I’m hopeful that they’ll love the on site classes because I have some plans of my own. I’d like to start teaching sewing classes for homeschoolers on my off day. I also have a few other goals for that time to myself. I can get some of my web design work done while I’m free and even just sit quietly by myself. I love spending this time with my kids while they’re young. But, I’m thrilled that I’ve gotten to schedule some me-time this year. I can’t give my kids my all, when I’m always running on empty and there’s none of me to give!
Our family honors and respects life. Sometimes I don’t know exactly what that means when I look at the world around me and see the violence and harm people commit daily. I struggle to learn how to disagree with someone while still upholding their dignity. I forget how to discipline my kids without relying on subtle shame. I don’t always know how to eat ethically. I don’t always know how to spend my money without supporting unsafe work conditions. And sometimes I just want to stop thinking about the inherent outcomes of the millions of decisions I make daily. I count on grace for the things I have done and the things I have left undone, but I don’t think that excuses me from making deliberate choices to honor the dignity of life in this world.
Our 7 year old is reaching the stage of childhood where justice is very apparent, and injustice is unacceptable. The weight of every living thing is heavy on her heart. At our county fair she took a pony ride which she looked forward to all day. She struggled to be patient, waiting for her turn. And when it finally came she got on the little pony and started riding around and around. Surprisingly, she struggled to hold back her tears the whole time. Afterwards her Aunt asked her if it was fun and she said, “It was kinda fun for me, but I don’t think it was any fun for the ponies. I don’t think they do anything but walk in a circle all day.”

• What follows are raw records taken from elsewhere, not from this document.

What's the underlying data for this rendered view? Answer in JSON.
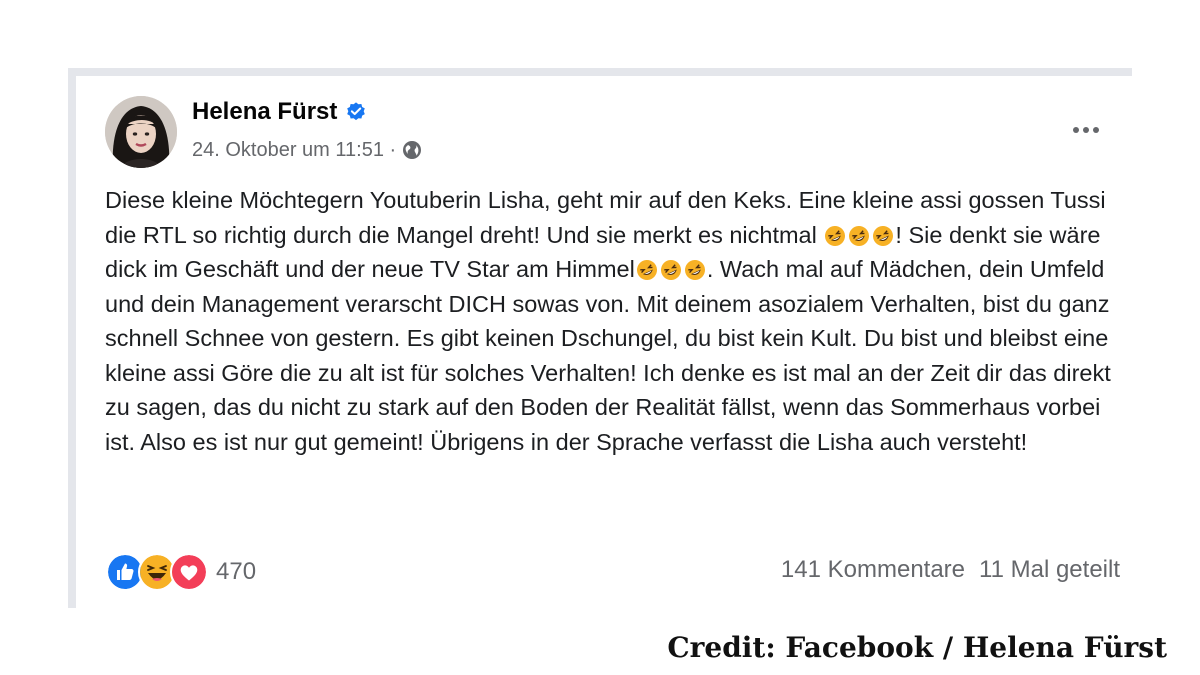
{
  "post": {
    "author": "Helena Fürst",
    "verified_icon": "verified-badge-icon",
    "date": "24. Oktober um 11:51 ·",
    "privacy_icon": "globe-icon",
    "more_icon": "more-options-icon",
    "text_segments": [
      "Diese kleine Möchtegern Youtuberin Lisha, geht mir auf den Keks. Eine kleine assi gossen Tussi die RTL so richtig durch die Mangel dreht! Und sie merkt es nichtmal ",
      "! Sie denkt sie wäre dick im Geschäft und der neue TV Star am Himmel",
      ". Wach mal auf Mädchen, dein Umfeld und dein Management verarscht DICH sowas von. Mit deinem asozialem Verhalten, bist du ganz schnell Schnee von gestern. Es gibt keinen Dschungel, du bist kein Kult. Du bist und bleibst eine kleine assi Göre die zu alt ist für solches Verhalten! Ich denke es ist mal an der Zeit dir das direkt zu sagen, das du nicht zu stark auf den Boden der Realität fällst, wenn das Sommerhaus vorbei ist. Also es ist nur gut gemeint! Übrigens in der Sprache verfasst die Lisha auch versteht!"
    ],
    "inline_emoji": "rolling-on-floor-laughing-emoji"
  },
  "engagement": {
    "reactions": [
      "like-reaction-icon",
      "haha-reaction-icon",
      "love-reaction-icon"
    ],
    "reaction_count": "470",
    "comments": "141 Kommentare",
    "shares": "11 Mal geteilt"
  },
  "credit": "Credit: Facebook / Helena Fürst",
  "colors": {
    "facebook_blue": "#1877f2",
    "text": "#1c1e21",
    "secondary_text": "#65676b",
    "love_red": "#f33e58",
    "haha_yellow": "#f7b125"
  }
}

Here is a very dignified grave site for “Delicate” the Painted Lady butterfly
She is also raising some Painted Lady butterflies in her bedroom. Three of the caterpillars didn’t survive their life cycles, and one of the butterflies never fully expanded her wings. As an adult, I know that this is the reason why insects reproduce in such large numbers. Their delicate lives require the strength-in-numbers strategy of carrying on the gene-pool. Ants will cannibalize their dead so that they can reuse the nutrients for the survival of the colony. There are no individual ant’s right, or respect for the individual butterfly in the animal kingdom. But she doesn’t know that yet. She is grieving the loss of each one, and feeling terribly guilty that their short lives are happening in a mesh cage in her room, not the big green world of flowers.

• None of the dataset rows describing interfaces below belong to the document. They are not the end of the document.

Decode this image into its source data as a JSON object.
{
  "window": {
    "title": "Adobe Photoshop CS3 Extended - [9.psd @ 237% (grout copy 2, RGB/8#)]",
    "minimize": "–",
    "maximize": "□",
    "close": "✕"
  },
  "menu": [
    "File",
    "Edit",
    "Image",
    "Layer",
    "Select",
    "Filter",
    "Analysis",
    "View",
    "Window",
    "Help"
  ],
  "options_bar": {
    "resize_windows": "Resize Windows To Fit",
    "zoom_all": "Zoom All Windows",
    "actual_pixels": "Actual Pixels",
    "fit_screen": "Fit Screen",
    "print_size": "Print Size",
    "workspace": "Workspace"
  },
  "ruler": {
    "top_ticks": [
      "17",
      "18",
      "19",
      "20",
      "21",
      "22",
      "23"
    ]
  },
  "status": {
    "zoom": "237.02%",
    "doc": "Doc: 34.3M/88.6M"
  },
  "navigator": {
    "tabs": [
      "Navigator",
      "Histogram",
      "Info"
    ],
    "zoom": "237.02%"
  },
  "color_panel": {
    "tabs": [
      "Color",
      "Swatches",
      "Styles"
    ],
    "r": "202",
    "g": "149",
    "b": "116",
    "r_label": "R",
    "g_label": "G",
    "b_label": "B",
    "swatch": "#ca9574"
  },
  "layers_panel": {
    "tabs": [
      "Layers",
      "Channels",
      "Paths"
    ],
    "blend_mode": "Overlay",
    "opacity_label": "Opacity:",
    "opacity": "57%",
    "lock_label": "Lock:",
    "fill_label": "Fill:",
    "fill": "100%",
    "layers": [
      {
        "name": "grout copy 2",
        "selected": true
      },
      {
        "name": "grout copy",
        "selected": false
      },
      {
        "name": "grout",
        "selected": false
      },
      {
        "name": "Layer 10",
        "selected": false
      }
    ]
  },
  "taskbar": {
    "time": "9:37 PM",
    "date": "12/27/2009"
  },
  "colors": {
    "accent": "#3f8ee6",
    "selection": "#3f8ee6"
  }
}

People are animals. But they’re more than animals. The world is a ball of resources. But it is more than just resources. Having respect for the dignity of a butterfly is a small act, but it is one that I hope will translate into having respect for the dignity of all life. We won’t always know how to respond to that dignity, but at least we will acknowledge that it exists.